Tracking personal data and invading your privacy is one thing, but making money from it just adds insult to injury. That's what online companies have been doing for years. Now a study has been carried out to see just what your data is really worth.
Data information about groups of people, that define trends, and ultimately help companies market products more accurately is worth big money. But on an individual level nobody has looked into how much we could make selling our personal data until now.
Google and the University of Trento in Italy performed a study on participants in a lab as well as real world users. The results showed people could make €700, or £560, per year if they were paid what they see as fair for their personal data. It also revealed going on holiday is worth even more.
The highest valued piece of data was location. When one participant went on holiday during the study it added value to the data owing to the huge location variation. Next most valuable was calls, then apps then media.
At this stage the study was simply paying participants what they thought their data was worth. But it shows Google is interested in paying individuals for data. With security tightening up around personal data the days of taking it for free may be coming to a close for big companies.

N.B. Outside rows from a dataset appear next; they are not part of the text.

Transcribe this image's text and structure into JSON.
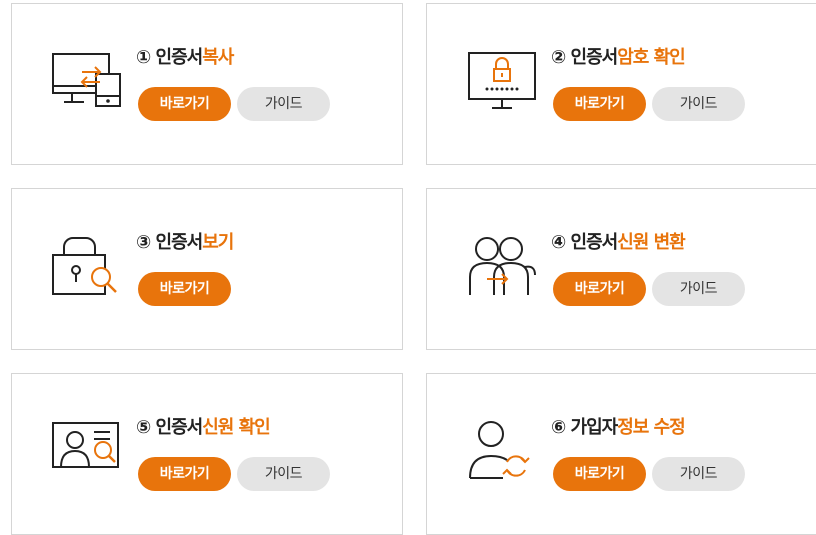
{
  "cards": [
    {
      "num": "①",
      "prefix": "인증서",
      "highlight": "복사",
      "go_label": "바로가기",
      "guide_label": "가이드"
    },
    {
      "num": "②",
      "prefix": "인증서",
      "highlight": "암호 확인",
      "go_label": "바로가기",
      "guide_label": "가이드"
    },
    {
      "num": "③",
      "prefix": "인증서",
      "highlight": "보기",
      "go_label": "바로가기"
    },
    {
      "num": "④",
      "prefix": "인증서",
      "highlight": "신원 변환",
      "go_label": "바로가기",
      "guide_label": "가이드"
    },
    {
      "num": "⑤",
      "prefix": "인증서",
      "highlight": "신원 확인",
      "go_label": "바로가기",
      "guide_label": "가이드"
    },
    {
      "num": "⑥",
      "prefix": "가입자",
      "highlight": "정보 수정",
      "go_label": "바로가기",
      "guide_label": "가이드"
    }
  ],
  "icons": [
    "computer-copy-icon",
    "monitor-lock-icon",
    "lock-search-icon",
    "users-convert-icon",
    "id-card-search-icon",
    "user-refresh-icon"
  ],
  "colors": {
    "accent": "#e8740c",
    "guide_bg": "#e4e4e4",
    "border": "#d5d5d5",
    "text": "#222222"
  }
}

While we doubt these companies will be dealing out cash users may soon get vouchers, to the Play Store from Google for example, which is better than the nothing we're getting now. Especially when you consider it could mean we also have control over what we choose to share.